PROBLEM REQUIREMENTS: Return every line from the records below in which the word "Mins" is found.
───── GIVEN INFORMATION ─────
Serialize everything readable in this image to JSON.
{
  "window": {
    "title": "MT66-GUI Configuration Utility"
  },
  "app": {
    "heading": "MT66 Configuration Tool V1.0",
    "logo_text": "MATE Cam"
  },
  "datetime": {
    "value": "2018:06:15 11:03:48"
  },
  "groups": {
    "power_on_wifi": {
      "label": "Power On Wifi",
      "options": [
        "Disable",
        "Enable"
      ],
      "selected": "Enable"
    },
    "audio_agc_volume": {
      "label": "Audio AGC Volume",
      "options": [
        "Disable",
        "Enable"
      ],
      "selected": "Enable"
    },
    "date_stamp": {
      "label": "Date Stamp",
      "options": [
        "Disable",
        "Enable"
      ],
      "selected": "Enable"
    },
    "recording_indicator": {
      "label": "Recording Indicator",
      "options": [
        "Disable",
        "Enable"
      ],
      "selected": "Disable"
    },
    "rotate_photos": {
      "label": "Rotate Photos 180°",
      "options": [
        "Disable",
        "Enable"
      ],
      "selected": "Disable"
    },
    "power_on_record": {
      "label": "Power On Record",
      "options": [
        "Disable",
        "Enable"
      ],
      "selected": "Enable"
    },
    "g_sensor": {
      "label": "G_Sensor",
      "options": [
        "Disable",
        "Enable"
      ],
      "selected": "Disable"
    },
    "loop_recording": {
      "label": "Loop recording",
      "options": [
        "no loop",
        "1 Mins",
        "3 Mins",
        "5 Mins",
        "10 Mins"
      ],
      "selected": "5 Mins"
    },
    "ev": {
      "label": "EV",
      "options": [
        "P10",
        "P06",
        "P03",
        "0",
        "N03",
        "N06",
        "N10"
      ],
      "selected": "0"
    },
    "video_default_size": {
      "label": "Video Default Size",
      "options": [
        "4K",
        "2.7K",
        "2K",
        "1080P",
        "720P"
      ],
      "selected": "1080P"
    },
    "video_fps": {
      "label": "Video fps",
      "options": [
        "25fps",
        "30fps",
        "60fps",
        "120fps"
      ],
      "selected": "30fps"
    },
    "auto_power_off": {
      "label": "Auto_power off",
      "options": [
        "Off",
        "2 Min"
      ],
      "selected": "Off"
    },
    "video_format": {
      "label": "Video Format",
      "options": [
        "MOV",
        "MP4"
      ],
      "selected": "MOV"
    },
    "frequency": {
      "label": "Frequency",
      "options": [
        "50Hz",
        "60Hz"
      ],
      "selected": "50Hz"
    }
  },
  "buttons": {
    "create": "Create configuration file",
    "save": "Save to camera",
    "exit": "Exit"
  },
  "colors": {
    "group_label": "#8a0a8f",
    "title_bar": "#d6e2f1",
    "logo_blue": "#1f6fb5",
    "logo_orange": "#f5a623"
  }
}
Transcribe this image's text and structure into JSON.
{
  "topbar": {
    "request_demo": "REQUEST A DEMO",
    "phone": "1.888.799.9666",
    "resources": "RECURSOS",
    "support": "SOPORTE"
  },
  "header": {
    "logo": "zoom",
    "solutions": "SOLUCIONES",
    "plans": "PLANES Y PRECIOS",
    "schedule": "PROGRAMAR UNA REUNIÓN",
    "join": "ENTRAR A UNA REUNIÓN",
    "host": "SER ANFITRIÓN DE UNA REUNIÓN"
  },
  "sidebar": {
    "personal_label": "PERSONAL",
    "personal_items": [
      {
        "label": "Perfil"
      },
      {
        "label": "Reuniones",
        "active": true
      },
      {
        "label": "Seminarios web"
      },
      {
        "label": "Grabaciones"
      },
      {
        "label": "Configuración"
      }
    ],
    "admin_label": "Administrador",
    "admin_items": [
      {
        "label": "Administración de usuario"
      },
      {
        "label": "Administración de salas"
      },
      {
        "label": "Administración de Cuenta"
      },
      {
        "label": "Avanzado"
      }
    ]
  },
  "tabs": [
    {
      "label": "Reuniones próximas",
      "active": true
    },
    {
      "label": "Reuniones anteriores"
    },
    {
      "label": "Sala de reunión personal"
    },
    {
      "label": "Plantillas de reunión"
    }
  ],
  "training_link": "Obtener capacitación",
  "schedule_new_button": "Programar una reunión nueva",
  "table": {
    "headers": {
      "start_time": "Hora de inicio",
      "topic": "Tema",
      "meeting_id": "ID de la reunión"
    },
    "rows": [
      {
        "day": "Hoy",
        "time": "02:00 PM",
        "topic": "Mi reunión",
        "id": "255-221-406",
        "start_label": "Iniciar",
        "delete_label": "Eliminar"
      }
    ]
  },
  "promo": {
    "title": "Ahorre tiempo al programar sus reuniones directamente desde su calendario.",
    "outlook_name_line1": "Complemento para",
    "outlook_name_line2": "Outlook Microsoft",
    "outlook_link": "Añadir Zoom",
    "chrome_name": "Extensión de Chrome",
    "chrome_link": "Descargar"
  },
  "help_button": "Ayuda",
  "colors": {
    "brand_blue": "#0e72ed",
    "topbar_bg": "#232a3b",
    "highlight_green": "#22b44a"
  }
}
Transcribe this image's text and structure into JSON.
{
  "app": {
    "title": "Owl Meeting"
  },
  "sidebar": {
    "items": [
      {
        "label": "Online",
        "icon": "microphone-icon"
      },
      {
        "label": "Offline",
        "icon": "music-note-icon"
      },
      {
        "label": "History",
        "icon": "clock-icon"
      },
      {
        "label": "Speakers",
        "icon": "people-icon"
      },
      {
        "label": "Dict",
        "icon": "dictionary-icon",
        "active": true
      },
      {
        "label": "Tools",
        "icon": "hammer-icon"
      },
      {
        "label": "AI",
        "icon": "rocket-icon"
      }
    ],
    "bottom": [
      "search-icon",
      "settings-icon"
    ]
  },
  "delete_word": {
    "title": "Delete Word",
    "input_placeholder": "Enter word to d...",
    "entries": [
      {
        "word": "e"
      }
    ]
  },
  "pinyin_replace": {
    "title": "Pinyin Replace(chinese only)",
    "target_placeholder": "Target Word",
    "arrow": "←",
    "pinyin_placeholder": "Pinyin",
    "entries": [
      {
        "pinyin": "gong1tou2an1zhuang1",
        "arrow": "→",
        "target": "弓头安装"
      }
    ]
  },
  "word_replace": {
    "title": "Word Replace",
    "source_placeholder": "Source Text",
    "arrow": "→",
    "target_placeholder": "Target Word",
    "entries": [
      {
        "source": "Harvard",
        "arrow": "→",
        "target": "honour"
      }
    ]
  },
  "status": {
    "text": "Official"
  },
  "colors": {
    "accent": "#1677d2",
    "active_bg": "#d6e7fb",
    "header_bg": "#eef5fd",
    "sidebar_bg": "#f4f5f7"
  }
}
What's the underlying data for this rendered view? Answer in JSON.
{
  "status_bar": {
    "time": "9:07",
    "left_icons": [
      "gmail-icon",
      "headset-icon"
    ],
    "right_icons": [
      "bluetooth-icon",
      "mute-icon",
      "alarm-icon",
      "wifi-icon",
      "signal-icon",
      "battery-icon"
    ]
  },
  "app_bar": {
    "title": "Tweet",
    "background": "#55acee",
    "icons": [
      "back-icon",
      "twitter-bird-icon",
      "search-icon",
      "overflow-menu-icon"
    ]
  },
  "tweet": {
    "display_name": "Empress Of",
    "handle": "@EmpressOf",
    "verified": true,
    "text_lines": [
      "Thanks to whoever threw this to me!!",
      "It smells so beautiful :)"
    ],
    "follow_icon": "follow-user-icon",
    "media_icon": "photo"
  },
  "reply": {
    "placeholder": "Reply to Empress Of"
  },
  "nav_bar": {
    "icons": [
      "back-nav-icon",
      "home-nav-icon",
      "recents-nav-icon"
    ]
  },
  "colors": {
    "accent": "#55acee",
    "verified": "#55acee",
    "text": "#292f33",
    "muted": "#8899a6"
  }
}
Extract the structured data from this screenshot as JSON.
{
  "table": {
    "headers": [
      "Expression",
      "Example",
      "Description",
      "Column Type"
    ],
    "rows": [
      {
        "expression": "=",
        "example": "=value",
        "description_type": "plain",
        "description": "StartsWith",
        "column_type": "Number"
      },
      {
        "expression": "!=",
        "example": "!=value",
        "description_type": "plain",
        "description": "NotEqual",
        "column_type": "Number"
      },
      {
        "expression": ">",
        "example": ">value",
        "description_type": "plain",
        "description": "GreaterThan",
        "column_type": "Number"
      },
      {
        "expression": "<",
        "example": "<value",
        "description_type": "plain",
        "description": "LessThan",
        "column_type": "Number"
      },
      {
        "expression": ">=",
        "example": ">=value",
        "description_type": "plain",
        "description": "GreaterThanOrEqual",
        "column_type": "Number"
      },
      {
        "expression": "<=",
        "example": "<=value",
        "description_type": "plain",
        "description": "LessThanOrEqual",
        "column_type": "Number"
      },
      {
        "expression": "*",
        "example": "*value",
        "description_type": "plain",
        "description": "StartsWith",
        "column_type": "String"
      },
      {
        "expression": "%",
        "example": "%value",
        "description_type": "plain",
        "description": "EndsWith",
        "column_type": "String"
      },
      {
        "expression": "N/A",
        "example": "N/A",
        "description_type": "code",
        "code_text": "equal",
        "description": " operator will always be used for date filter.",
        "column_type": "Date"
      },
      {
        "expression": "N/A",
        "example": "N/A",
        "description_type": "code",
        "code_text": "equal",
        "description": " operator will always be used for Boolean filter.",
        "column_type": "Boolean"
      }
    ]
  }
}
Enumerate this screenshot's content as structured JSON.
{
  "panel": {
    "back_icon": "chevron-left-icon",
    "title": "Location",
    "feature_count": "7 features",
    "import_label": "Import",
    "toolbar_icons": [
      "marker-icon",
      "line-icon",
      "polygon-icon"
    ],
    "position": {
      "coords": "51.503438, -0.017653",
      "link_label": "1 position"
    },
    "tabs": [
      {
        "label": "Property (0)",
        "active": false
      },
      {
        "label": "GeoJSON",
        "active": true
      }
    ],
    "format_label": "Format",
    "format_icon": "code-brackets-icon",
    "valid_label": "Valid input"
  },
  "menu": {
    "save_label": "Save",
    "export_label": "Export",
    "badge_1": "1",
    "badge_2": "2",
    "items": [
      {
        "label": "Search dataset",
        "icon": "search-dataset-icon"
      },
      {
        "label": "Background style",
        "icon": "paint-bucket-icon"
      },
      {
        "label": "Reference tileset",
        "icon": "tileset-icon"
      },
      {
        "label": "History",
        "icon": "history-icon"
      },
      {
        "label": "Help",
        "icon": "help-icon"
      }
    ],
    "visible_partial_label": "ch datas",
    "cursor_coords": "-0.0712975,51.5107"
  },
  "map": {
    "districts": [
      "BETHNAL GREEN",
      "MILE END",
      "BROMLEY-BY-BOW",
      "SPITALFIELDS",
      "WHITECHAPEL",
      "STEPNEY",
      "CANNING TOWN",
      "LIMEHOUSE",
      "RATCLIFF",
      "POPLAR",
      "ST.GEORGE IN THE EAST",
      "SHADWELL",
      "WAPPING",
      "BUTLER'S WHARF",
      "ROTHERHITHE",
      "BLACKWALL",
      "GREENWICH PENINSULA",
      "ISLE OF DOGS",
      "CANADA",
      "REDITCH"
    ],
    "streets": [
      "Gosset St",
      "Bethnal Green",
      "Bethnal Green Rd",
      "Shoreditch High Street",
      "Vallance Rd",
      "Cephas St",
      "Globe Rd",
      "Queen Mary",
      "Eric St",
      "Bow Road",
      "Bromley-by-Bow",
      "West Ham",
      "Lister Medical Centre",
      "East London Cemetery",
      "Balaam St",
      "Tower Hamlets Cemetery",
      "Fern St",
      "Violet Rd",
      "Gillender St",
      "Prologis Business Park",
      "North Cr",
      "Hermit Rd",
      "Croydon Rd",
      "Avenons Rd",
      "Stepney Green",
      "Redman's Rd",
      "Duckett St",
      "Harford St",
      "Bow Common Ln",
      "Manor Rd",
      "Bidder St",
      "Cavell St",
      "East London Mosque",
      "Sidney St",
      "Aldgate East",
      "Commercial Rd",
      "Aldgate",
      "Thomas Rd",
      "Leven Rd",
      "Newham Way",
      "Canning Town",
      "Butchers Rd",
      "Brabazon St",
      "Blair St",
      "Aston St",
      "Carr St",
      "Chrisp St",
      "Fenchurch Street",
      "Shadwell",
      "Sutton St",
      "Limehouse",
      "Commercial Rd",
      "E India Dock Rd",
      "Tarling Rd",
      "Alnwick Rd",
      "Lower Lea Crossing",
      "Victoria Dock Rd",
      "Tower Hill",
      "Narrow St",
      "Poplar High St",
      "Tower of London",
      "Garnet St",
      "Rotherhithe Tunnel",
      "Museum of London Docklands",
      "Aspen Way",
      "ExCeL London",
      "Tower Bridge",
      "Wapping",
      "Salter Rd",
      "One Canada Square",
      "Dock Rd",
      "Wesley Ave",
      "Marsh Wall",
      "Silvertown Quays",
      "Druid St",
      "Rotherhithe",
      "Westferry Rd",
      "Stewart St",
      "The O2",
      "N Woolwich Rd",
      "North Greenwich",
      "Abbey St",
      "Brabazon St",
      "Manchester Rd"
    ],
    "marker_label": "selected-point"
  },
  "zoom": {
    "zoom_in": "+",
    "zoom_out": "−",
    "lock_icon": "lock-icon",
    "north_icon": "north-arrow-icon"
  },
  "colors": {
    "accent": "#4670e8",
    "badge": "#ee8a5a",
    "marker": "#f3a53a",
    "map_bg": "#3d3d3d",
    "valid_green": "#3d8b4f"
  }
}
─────
SOLUTION TO THIS EXERCISE:
        "1 Mins",
        "3 Mins",
        "5 Mins",
        "10 Mins"
      "selected": "5 Mins"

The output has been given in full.